For years now, colleagues and clients alike have asked me numerous questions—umpteen, actually—about op-ed pieces. Now, as a public service and purely on a pro bono basis, I’ve boiled it all down to the top 12 questions. Here you go:
Why should we invest our valuable time, ever-challenged energy and hard-earned expertise in an op-ed?
Maybe you should, but then again, maybe you should skip it. The first question to be asked is: do we have the makings of a publishable op-ed here? Sometimes the answer is yes, other times no. If the answer is no, your idea may be better off turned into a press release or blog post for a company website, or a deleted email. Most frequently the answer is maybe.
What basic elements does an op-ed need to be good?
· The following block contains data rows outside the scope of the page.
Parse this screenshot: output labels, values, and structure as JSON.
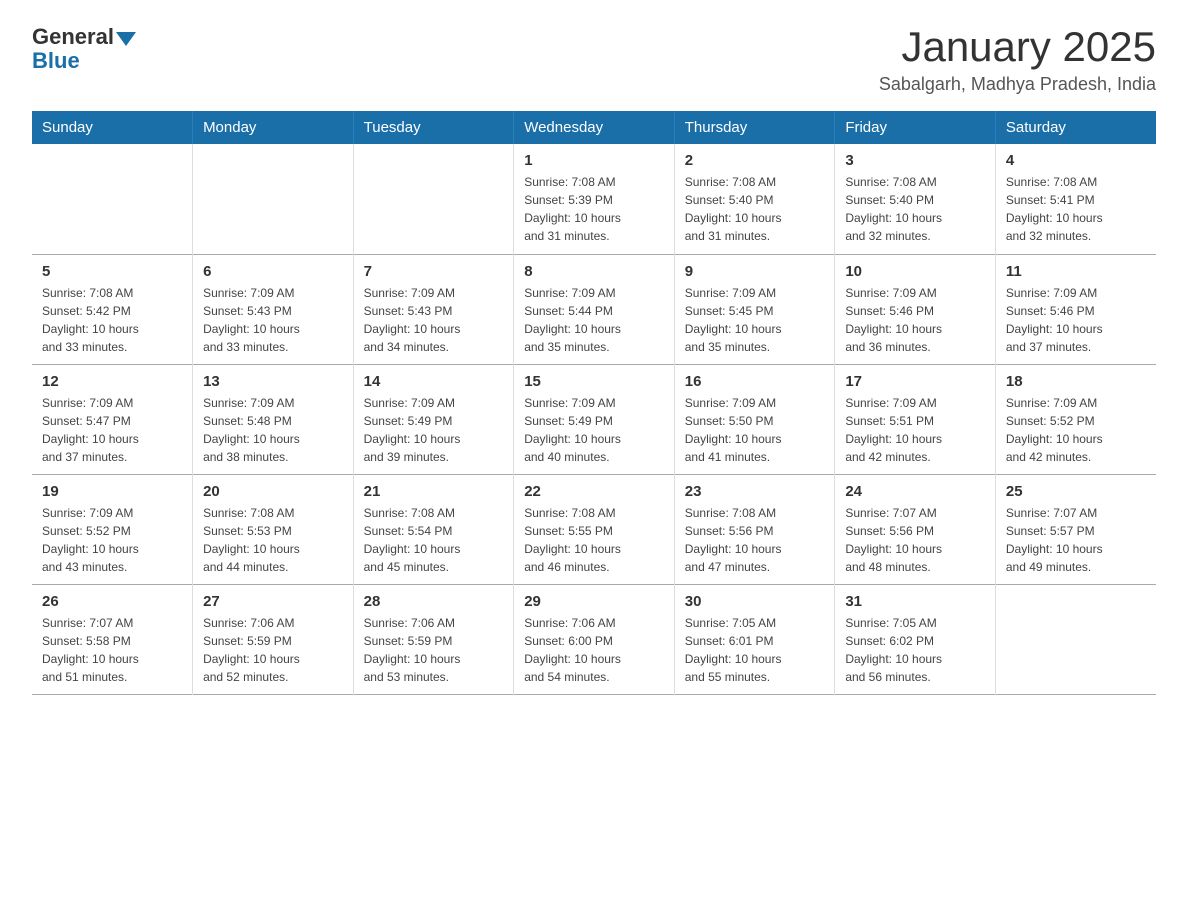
{
  "logo": {
    "text_general": "General",
    "text_blue": "Blue"
  },
  "header": {
    "month_year": "January 2025",
    "location": "Sabalgarh, Madhya Pradesh, India"
  },
  "weekdays": [
    "Sunday",
    "Monday",
    "Tuesday",
    "Wednesday",
    "Thursday",
    "Friday",
    "Saturday"
  ],
  "weeks": [
    [
      {
        "day": "",
        "info": ""
      },
      {
        "day": "",
        "info": ""
      },
      {
        "day": "",
        "info": ""
      },
      {
        "day": "1",
        "info": "Sunrise: 7:08 AM\nSunset: 5:39 PM\nDaylight: 10 hours\nand 31 minutes."
      },
      {
        "day": "2",
        "info": "Sunrise: 7:08 AM\nSunset: 5:40 PM\nDaylight: 10 hours\nand 31 minutes."
      },
      {
        "day": "3",
        "info": "Sunrise: 7:08 AM\nSunset: 5:40 PM\nDaylight: 10 hours\nand 32 minutes."
      },
      {
        "day": "4",
        "info": "Sunrise: 7:08 AM\nSunset: 5:41 PM\nDaylight: 10 hours\nand 32 minutes."
      }
    ],
    [
      {
        "day": "5",
        "info": "Sunrise: 7:08 AM\nSunset: 5:42 PM\nDaylight: 10 hours\nand 33 minutes."
      },
      {
        "day": "6",
        "info": "Sunrise: 7:09 AM\nSunset: 5:43 PM\nDaylight: 10 hours\nand 33 minutes."
      },
      {
        "day": "7",
        "info": "Sunrise: 7:09 AM\nSunset: 5:43 PM\nDaylight: 10 hours\nand 34 minutes."
      },
      {
        "day": "8",
        "info": "Sunrise: 7:09 AM\nSunset: 5:44 PM\nDaylight: 10 hours\nand 35 minutes."
      },
      {
        "day": "9",
        "info": "Sunrise: 7:09 AM\nSunset: 5:45 PM\nDaylight: 10 hours\nand 35 minutes."
      },
      {
        "day": "10",
        "info": "Sunrise: 7:09 AM\nSunset: 5:46 PM\nDaylight: 10 hours\nand 36 minutes."
      },
      {
        "day": "11",
        "info": "Sunrise: 7:09 AM\nSunset: 5:46 PM\nDaylight: 10 hours\nand 37 minutes."
      }
    ],
    [
      {
        "day": "12",
        "info": "Sunrise: 7:09 AM\nSunset: 5:47 PM\nDaylight: 10 hours\nand 37 minutes."
      },
      {
        "day": "13",
        "info": "Sunrise: 7:09 AM\nSunset: 5:48 PM\nDaylight: 10 hours\nand 38 minutes."
      },
      {
        "day": "14",
        "info": "Sunrise: 7:09 AM\nSunset: 5:49 PM\nDaylight: 10 hours\nand 39 minutes."
      },
      {
        "day": "15",
        "info": "Sunrise: 7:09 AM\nSunset: 5:49 PM\nDaylight: 10 hours\nand 40 minutes."
      },
      {
        "day": "16",
        "info": "Sunrise: 7:09 AM\nSunset: 5:50 PM\nDaylight: 10 hours\nand 41 minutes."
      },
      {
        "day": "17",
        "info": "Sunrise: 7:09 AM\nSunset: 5:51 PM\nDaylight: 10 hours\nand 42 minutes."
      },
      {
        "day": "18",
        "info": "Sunrise: 7:09 AM\nSunset: 5:52 PM\nDaylight: 10 hours\nand 42 minutes."
      }
    ],
    [
      {
        "day": "19",
        "info": "Sunrise: 7:09 AM\nSunset: 5:52 PM\nDaylight: 10 hours\nand 43 minutes."
      },
      {
        "day": "20",
        "info": "Sunrise: 7:08 AM\nSunset: 5:53 PM\nDaylight: 10 hours\nand 44 minutes."
      },
      {
        "day": "21",
        "info": "Sunrise: 7:08 AM\nSunset: 5:54 PM\nDaylight: 10 hours\nand 45 minutes."
      },
      {
        "day": "22",
        "info": "Sunrise: 7:08 AM\nSunset: 5:55 PM\nDaylight: 10 hours\nand 46 minutes."
      },
      {
        "day": "23",
        "info": "Sunrise: 7:08 AM\nSunset: 5:56 PM\nDaylight: 10 hours\nand 47 minutes."
      },
      {
        "day": "24",
        "info": "Sunrise: 7:07 AM\nSunset: 5:56 PM\nDaylight: 10 hours\nand 48 minutes."
      },
      {
        "day": "25",
        "info": "Sunrise: 7:07 AM\nSunset: 5:57 PM\nDaylight: 10 hours\nand 49 minutes."
      }
    ],
    [
      {
        "day": "26",
        "info": "Sunrise: 7:07 AM\nSunset: 5:58 PM\nDaylight: 10 hours\nand 51 minutes."
      },
      {
        "day": "27",
        "info": "Sunrise: 7:06 AM\nSunset: 5:59 PM\nDaylight: 10 hours\nand 52 minutes."
      },
      {
        "day": "28",
        "info": "Sunrise: 7:06 AM\nSunset: 5:59 PM\nDaylight: 10 hours\nand 53 minutes."
      },
      {
        "day": "29",
        "info": "Sunrise: 7:06 AM\nSunset: 6:00 PM\nDaylight: 10 hours\nand 54 minutes."
      },
      {
        "day": "30",
        "info": "Sunrise: 7:05 AM\nSunset: 6:01 PM\nDaylight: 10 hours\nand 55 minutes."
      },
      {
        "day": "31",
        "info": "Sunrise: 7:05 AM\nSunset: 6:02 PM\nDaylight: 10 hours\nand 56 minutes."
      },
      {
        "day": "",
        "info": ""
      }
    ]
  ]
}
The gist: a timely issue that’s vital for a client to address to a particular target audience; a point of view and insight that’s either original, unusual, surprising or provocative; the demonstrable authority, credibility and experience required to make a persuasive case (and perhaps a personal connection to the topic at hand in the bargain); an argument that’s based on irrefutable fact, impeccable logic and immaculate research to support your claims; and a call to action that offers specifics enough to be profoundly rousing. New, proprietary research never hurts either, nor for that matter does marquee value (as in a Warren Buffett byline).
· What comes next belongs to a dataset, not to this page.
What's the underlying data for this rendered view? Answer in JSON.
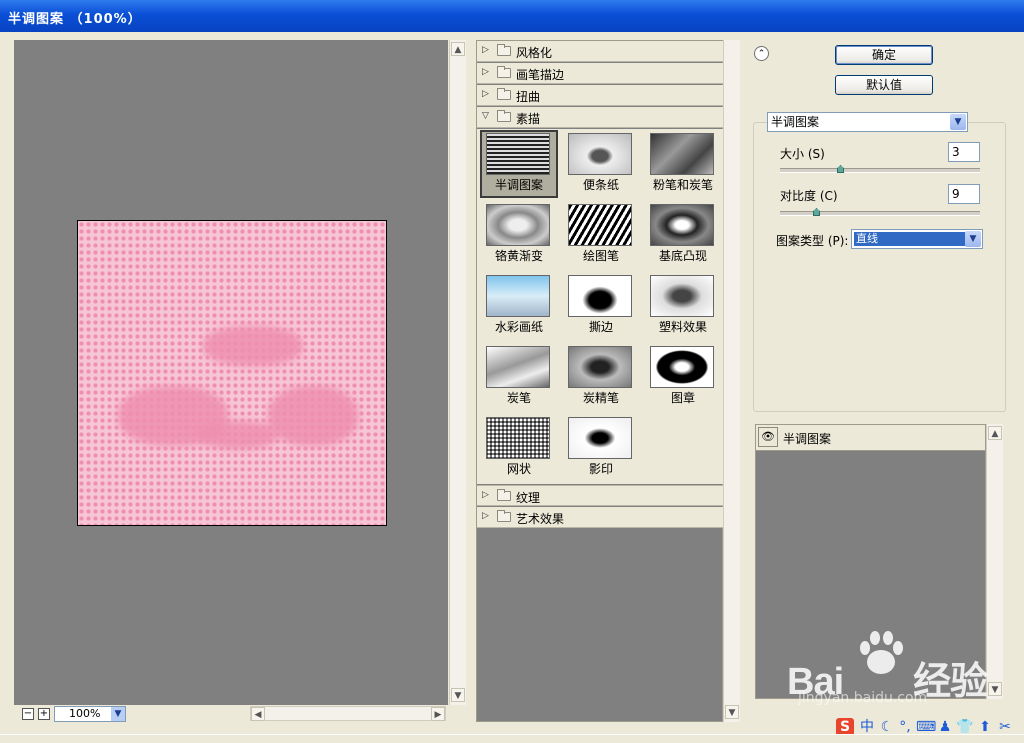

Who actually writes the op-ed?
You can, if you want. But so can qualified staff. We can then go over your draft or you can go over ours. It’s always a tag-team proposition.
What’s needed for you to do a draft yourself?
A general sense of direction at the very least, as in a well-defined issue, not to mention a clear-cut point of view and some essential background. In the best of scenarios, your PR folks also have the opportunity to have a conversation with the author, 15 to 30 minutes long, about the shape the piece should take and the voice it should adopt.
How long does it take to package a serviceable or even excellent op-ed?
Some takes days, others weeks or even months. It depends on the circumstances. If a client hands you a strong draft right from the get-go, needing only a quick polish or nothing at all, that’s a major advantage, saving a lot of time. But that happens about once or twice a year.
Why on earth would an op-ed ever take weeks or months?
The client approval process can be sluggish. The more people involved in the editing and decision-making, the longer it all tends to take. Sometimes there’s a highly legitimate rationale for such protocols. After all, inaccuracies have to be corrected and the right voice has to be captured. But other times it’s like trying to sprint barefoot through peanut butter.
What are the biggest obstacles you encounter collaborating on an op-ed with clients?
They are legion. Lack of direction, information, big-picture insight, client consensus and call to action. A dusty concept. An it’s-all-about-me attitude that spells overbearing attempts at branding. The too-many-cooks-in-the-kitchen syndrome. Cold feet about speaking out forcefully in public.
What are the odds that the op-ed we produce together will get published?
Good, provided it’s good. It all depends on its merits and whether you’re aiming for a top-tier publication, a local daily or a trade. If the piece meets most or all of the key criteria laid out above, the chances are 50-50 or better. But nothing is ever guaranteed.
What happens once you submit a piece to a publication?
You await a response. A yes usually comes within 24 hours. A no may take a few days. Opinion editors usually answer within three or four business days. Some editors are unresponsive until and unless pinged. Hourly check-ins with your agency are ill-advised.
Can you submit your op-ed to more than one publication at a time?
You can, but it’s bad manners. Editors operate on an assumption of exclusivity. The likelihood of two editors accepting the same piece is slim. But if you get a yes from two different publications, you’re going to have to withdraw it from one, and that’s going to leave an editor with whom you will never again be on speaking terms.
How much do editors edit an accepted piece?
Generally little. In my experience, editors accept pieces in the first place only if they’re close to perfect. But sometimes an editor suggests clarifying a point with a sentence of explanation, or some such. Any edits that editors make are usually subject to review by and approval from the author.
What’s so terrific about op-eds anyway?
A lot. They give you a chance to have your say, in exactly your own words, unfiltered by a reporter. They’re democracy in action, the First Amendment at its best.
Bob Brody is a public-relations consultant, formerly of Weber Shandwick, who specializes in op-eds. He’s collaborated with clients on op-eds that have appeared everywhere from The New York Times, The Wall Street Journal and The Washington Post to The Harvard Business Review, Modern Healthcare and The Trenton Times.